The effects of corona virus has had major implications for meetings and gatherings across the world. The safety and security of delegates and attendees should not be compromised in any way. In the best interests of all concerned, we have decided that the GRAVITEX conference/school will be postponed to a later date, which will be announced once the covid-19 situation has been resolved. We will keep everyone informed of the new dates and other logistics.
The Local Organising Committee
Slightly over 100 years has passed since Einstein formulated the field equations of General Relativity, revealing a purely classical nonlinear theory of great mathematical richness and profound physical consequences. Nevertheless despite much effort and progress, understanding gravity remains elusive. On the theoretical front, a satisfactory quantum theory of gravity is still lacking, and although great progress has been made in testing the Einstein theory experimentally, we are not sure that its extrapolation to very small and very large scales is the last word.
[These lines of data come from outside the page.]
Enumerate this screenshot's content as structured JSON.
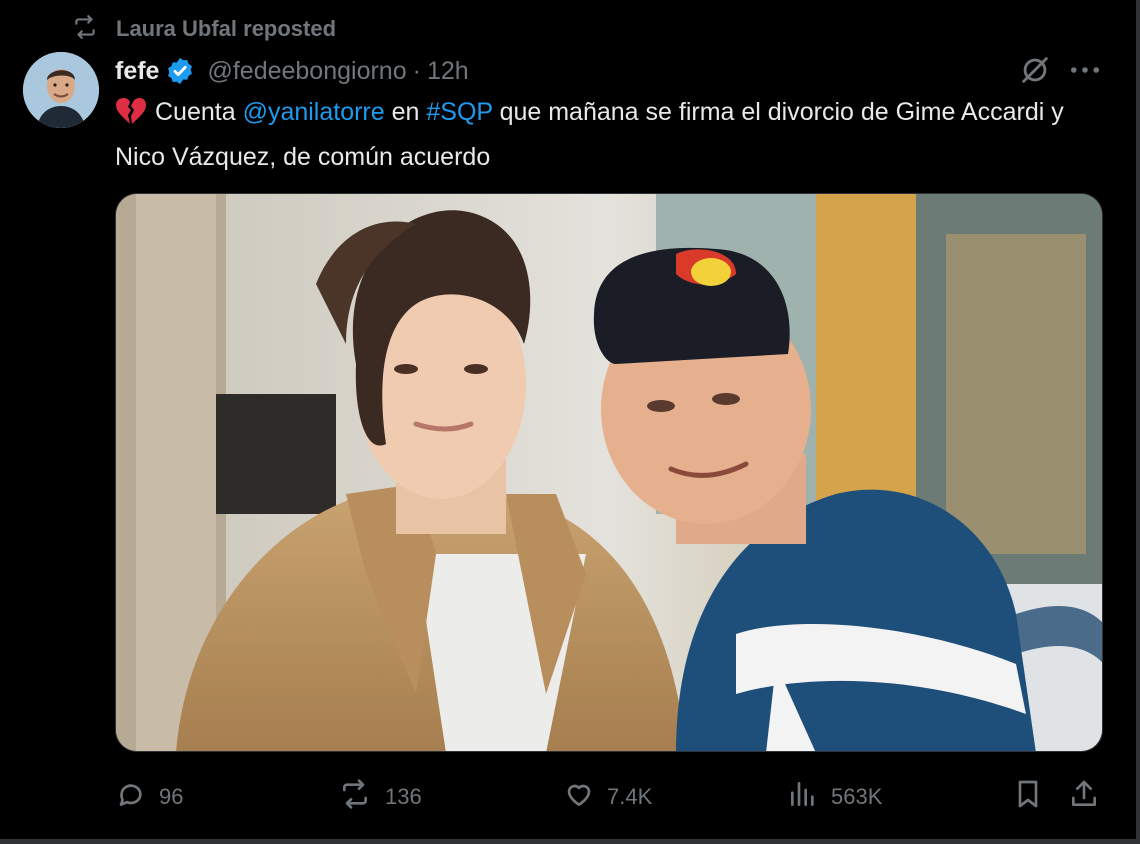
{
  "repost": {
    "icon": "repost-icon",
    "text": "Laura Ubfal reposted"
  },
  "author": {
    "name": "fefe",
    "handle": "@fedeebongiorno",
    "separator": "·",
    "time": "12h",
    "verified_color": "#1d9bf0"
  },
  "tweet": {
    "emoji": "broken-heart-icon",
    "text_1": "Cuenta ",
    "mention": "@yanilatorre",
    "text_2": " en ",
    "hashtag": "#SQP",
    "text_3": " que mañana se firma el divorcio de Gime Accardi y Nico Vázquez, de común acuerdo"
  },
  "actions": {
    "replies": "96",
    "reposts": "136",
    "likes": "7.4K",
    "views": "563K"
  },
  "colors": {
    "background": "#000000",
    "text": "#e7e9ea",
    "muted": "#71767b",
    "link": "#1d9bf0"
  }
}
Attempts to incorporate and constrain “modified gravity” in cosmology, with a view toward explaining dark energy and dark matter, has been a very active area of theoretical inquiry. Moreover, by exploiting gravitational lensing, we are able to probe the distribution of mass in the universe directly. On the experimental front, decades of effort to develop gravitational wave detectors capable of detecting the gravitational waves from the coalescence of black holes and neutron star mergers have come to fruition with a first detection, and the years ahead promise to bring us rich data sets, allowing for precise tests of theoretical predictions of gravity in the strong-field regime. This event will include two components held in parallel: a conference, more aimed at specialists from Africa and around the world; and a school designed to present young African researchers with an overview of these exciting developments.
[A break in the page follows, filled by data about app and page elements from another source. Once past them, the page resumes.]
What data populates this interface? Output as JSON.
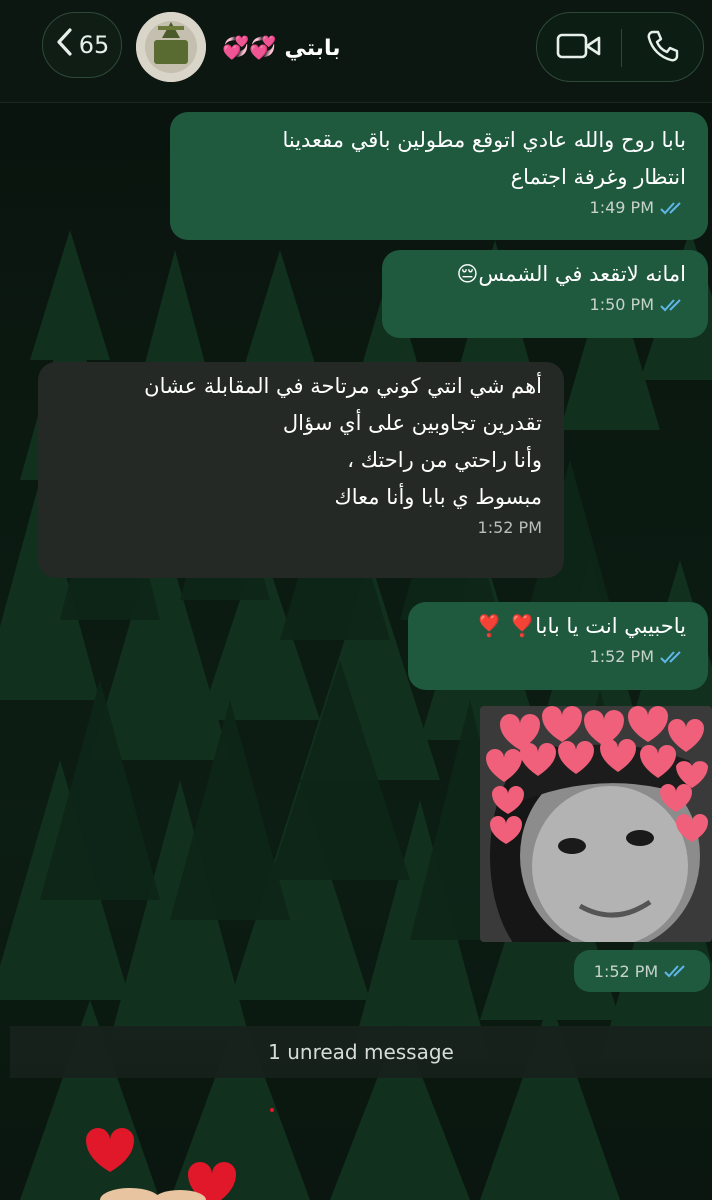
{
  "header": {
    "back_count": "65",
    "contact_name": "بابتي 💞💞",
    "icons": {
      "back": "chevron-left-icon",
      "video": "video-camera-icon",
      "call": "phone-icon"
    }
  },
  "messages": [
    {
      "direction": "outgoing",
      "text": "بابا روح والله عادي اتوقع مطولين باقي مقعدينا\nانتظار وغرفة اجتماع",
      "time": "1:49 PM",
      "status": "read"
    },
    {
      "direction": "outgoing",
      "text": "امانه لاتقعد في الشمس😔",
      "time": "1:50 PM",
      "status": "read"
    },
    {
      "direction": "incoming",
      "text": "أهم شي انتي كوني مرتاحة في المقابلة عشان\nتقدرين تجاوبين على أي سؤال\nوأنا راحتي من راحتك ،\nمبسوط ي بابا وأنا معاك",
      "time": "1:52 PM"
    },
    {
      "direction": "outgoing",
      "text": "ياحبيبي انت يا بابا❣️ ❣️",
      "time": "1:52 PM",
      "status": "read"
    },
    {
      "direction": "outgoing",
      "type": "photo",
      "time": "1:52 PM",
      "status": "read"
    }
  ],
  "unread_banner": "1 unread message",
  "colors": {
    "outgoing_bubble": "#1f5a3f",
    "incoming_bubble": "#242926",
    "read_ticks": "#5fb5e8",
    "header_bg": "#0d1712"
  }
}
The official period of the conference runs from the Opening Ceremony on Tuesday 4 August 2020 to lunch on Saturday 8 August 2020 at the Protea Hotel Edward by Marriott, Durban. The conference registration fee covers all meals (lunches, teas, dinners) in this official period. Each day will consist of three plenary lectures in the morning followed by two sessions of contributed talks or posters after lunch.
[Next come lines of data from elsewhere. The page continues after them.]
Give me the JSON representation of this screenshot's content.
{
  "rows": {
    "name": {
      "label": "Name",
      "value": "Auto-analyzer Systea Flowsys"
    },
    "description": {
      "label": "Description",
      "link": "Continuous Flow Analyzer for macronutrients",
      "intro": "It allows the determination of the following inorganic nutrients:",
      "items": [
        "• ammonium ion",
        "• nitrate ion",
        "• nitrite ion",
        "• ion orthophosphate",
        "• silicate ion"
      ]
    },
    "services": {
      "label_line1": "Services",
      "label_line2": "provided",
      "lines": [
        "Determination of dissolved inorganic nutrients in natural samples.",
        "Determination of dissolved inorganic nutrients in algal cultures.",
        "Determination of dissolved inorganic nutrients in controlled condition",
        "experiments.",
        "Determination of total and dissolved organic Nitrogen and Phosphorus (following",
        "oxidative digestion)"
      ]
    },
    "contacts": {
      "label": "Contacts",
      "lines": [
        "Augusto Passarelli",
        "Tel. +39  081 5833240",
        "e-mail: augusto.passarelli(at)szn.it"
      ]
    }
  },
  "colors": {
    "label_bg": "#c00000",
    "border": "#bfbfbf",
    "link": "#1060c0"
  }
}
On Monday and Tuesday 3 and 4 August a School in conjunction with the conference will be in operation at the University of KwaZulu Natal. Attendance is by invitation and is offered at no cost to South African students and selected rest of Africa candidates by arrangement. Conference delegates that wish to attend all or part of the School sessions must contact the LOC for arrangements. It is possible that the costs of lunches and teas may be waived for registered conference delegates.
Local organising committee
Sudan Hansraj (Chairperson), Moumita Aich, Gareth Amery, Aroon Beesham (MUT), Martin Bucher, Megan Govender (DUT), Kesh Govinder, Rituparno Goswami, Matthew Hilton, YinZe Ma, Sunil Maharaj, Kavilan Moodley, Selvan Moopanar, Njabulo Mkhize (UniZul), Alfred Msomi (MUT), Sifiso Ngubelanga (DUT), Subharthi Ray
Scientific Organising Committee
Latham Boyle (Perimeter Institute, Canada), Rong Gen Cai (Chinese Academy of Sciences), Brian Chilambwe (Copperbelt University, Zambia), Cynthia Chiang (McGill University, Canada), Naresh Dadhich (IUCAA India), Claudia de Rham (Imperial College, London), George Ellis (UCT), Nick Kaiser (ENS Paris), Roy Maartens (UWC), Bishop Mongwane (UCT), Jonathan Sievers (McGill University, Canada), Jefta Sunzu (Dodoma University, Tanzania), Andrew Tolley (Imperial College London), Amanda Weltman (UCT)
Centre of Excellence (National Research Foundation and Department of Science and Technology, South Africa)
National Research Foundation of South Africa (NRF)
University of KwaZulu Natal (Hanno Rund Fund)
Yang Wu and Yong Zhu